By Maggie McMillan, guest blogger
When economists talk about structural transformation, they typically have in mind developing countries and the dual economy models à la W. Arthur Lewis that emphasize productivity differentials between broad sectors of the economy, such as agriculture and manufacturing. They don't usually think about countries like the United States where this type of transformation has already taken place. But the figure below indicates that it is something we should be thinking about. The horizontal axis shows that between 1998 and 2007, the share of the labor force in manufacturing fell by around 3%. The share of the labor force in services (cspsgs) increased by a little more than two percent. The problem with this is that labor productivity in services is lower than economywide productivity (vertical axis) so this sectoral shift in employment lowers economywide productivity. Note that these changes took place before the Great Recession (the picture looks much worse for the period 1998 to 2009).
Note: Abbreviations are as follows: (agr) Agriculture; (min) Mining; (mfg) Manufacturing; (pu) Public Utilities; (con) Construction; (wrt) Retail and Wholesale Trade; (tsc) Transport and Communication; (fire) Finance and Business Services; (cspsgs) Community, Social, Personal and Government Services.
The cost of this transformation has not been well understood. For example, one often hears that the loss of jobs in manufacturing is no big deal because productivity in manufacturing is increasing and this will drive growth. But this argument ignores the economywide effects of labor reallocation. Another argument that is often heard is that we don't need to worry about losing jobs in manufacturing because jobs in professional and business services are growing. But average labor productivity in professional and business services (not shown separately) is lower than average labor productivity in manufacturing. Using the March version of the Current Population Survey which follows workers over time, Ebenstein et al ( http://pluto.huji.ac.il/~ebenstein/) show that the majority of workers who leave manufacturing end up in the service sector where their wages are between 3 and 11 percent lower.

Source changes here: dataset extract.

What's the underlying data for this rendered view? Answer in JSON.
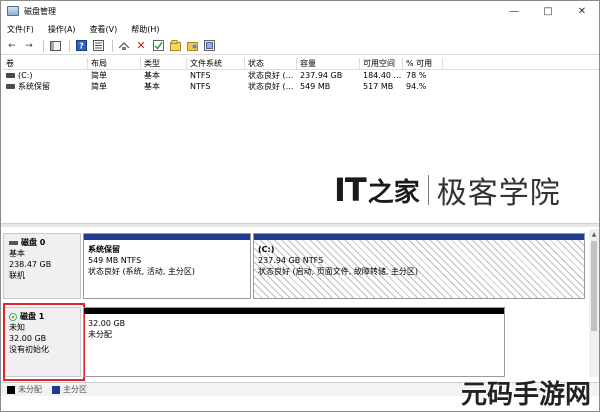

The key question is: what is driving this pattern? I don't have an airtight identification strategy but I have a hunch that it has something to do with China. Here's why. Between 1998 and 2007, offshore employment to China by U.S. based manufacturing firms increased from around 100,000 to around 600,000 or roughly 500 percent. In 2008, China held more U.S. affiliate jobs than any other country in the world. This is a first - affiliate activity has typically been concentrated in high income countries. Over this same period, manufacturing employment in the U.S. contracted sharply. But the smoking gun lies in the figure below. It shows a strong negative correlation by sector between manufacturing employment in China and manufacturing employment in the United States. It seems highly unlikely that this pattern is driven by labor-saving technological change in the U.S. I guess it could be driven by underlying changes in demand, but I doubt it.